While The Court ruled later in its November 22, 2011 Resolution that the special power of attorney submitted by Atty. Topacio on November 15, 2011 was insufficient, the TRO however remained effective by virtue of the submission of the requisite P2M bond. It should be made abundantly clear that the qualification respecting the automatic lifting of the TRO obtaining in condition (i) was not made to apply to condition (ii), implying that non-compliance with the requirement on the appointment of the legal representative will not result in the lifting of the TRO. The matter of whether or not condition (ii) constitutes a condition precedent or a subsequent condition, is now really of little moment. The important consideration is that non-compliance with condition (ii) would not, under the very terms of the enabling Resolution or the TRO itself, result in the automatic lifting of the restraining order thus granted.
At any rate, on November 15, 2011, petitioners complied with conditions (i) and (ii) and, as a result, the Office of the Clerk of Court issued the TRO pursuant to the November 15, 2011 Resolution. The presumptive validity of the TRO must be recognized, albeit the original special power of attorney accorded Atty. Topacio was determined later to be non-compliant.

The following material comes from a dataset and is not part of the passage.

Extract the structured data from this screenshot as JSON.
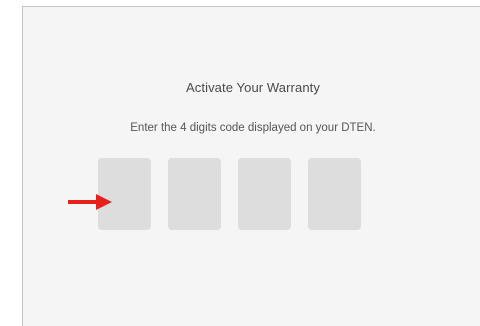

Respondent De Lima chose to ignore the TRO and so, on November 18, 2011, the Court issued a Resolution requiring her to show cause why she should not be cited for contempt for her failure to comply with the TRO and further require her to immediately comply thereto. Justice Carpio questioned the accuracy and completeness of this Resolution. Thus, the Resolution in question was discussed during the November 22, 2011 session. By a vote of 7-6, the Court found that there was no sufficient compliance with the required appointment of the legal representative of petitioners. Thereafter, there was a long discussion on whether or not the TRO was suspended pending compliance with the second condition. I distinctly remember moving that a vote be made on the issue of the suspension or non-suspension of the TRO pending satisfaction of the second condition. Thus, the majority vote of 7 held that the TRO was not suspended pending compliance with the appointment of the legal representative of petitioners. As a matter of fact, on November 18, 2011, petitioners already submitted a special power of attorney appointing Atty. Topacio as their legal representative to receive summons, subpoenas, orders and other legal processes. Thus, by November 18, 2011, the issue of whether or not the TRO was suspended pending compliance with such requirement has already become moot and academic and there is actually no necessity to clarify said issue. However, to set the record straight, I certify that the draft directive on the non-suspension of the TRO is correct and accurate.
On November 29, 2011, the Court En Banc voted anew on the same issue of the non-suspension of the TRO pending compliance with the second condition and again, by a vote of 7 against 6, the Court held that the TRO was not suspended. The majority sustained the correctness and validity of the November 22, 2011 Resolution. This should put the issue to rest.
PRESBITERO J. VELASCO, JR.
 The seven justices who voted for the majority includes Justices Antonio T. Carpio, Roberto A. Abad, Martin S. Villarama, Jr., Jose C. Mendoza, Maria Lourdes P. A. Sereno, Bienvenido L. Reyes, and Estela M. Perlas Bernabe.
 Dissenting Opinion of Justice Sereno promulgated on November 18, 2011, pp. 1-2.
 Unpromulgated Dissenting Opinion of Justice Sereno, p. 1.
 As amended from “15 November ” to “18 November” by Justice Carpio in his amendatory letter also dated 24 November 2011.
 Supra note 6, at 2-3.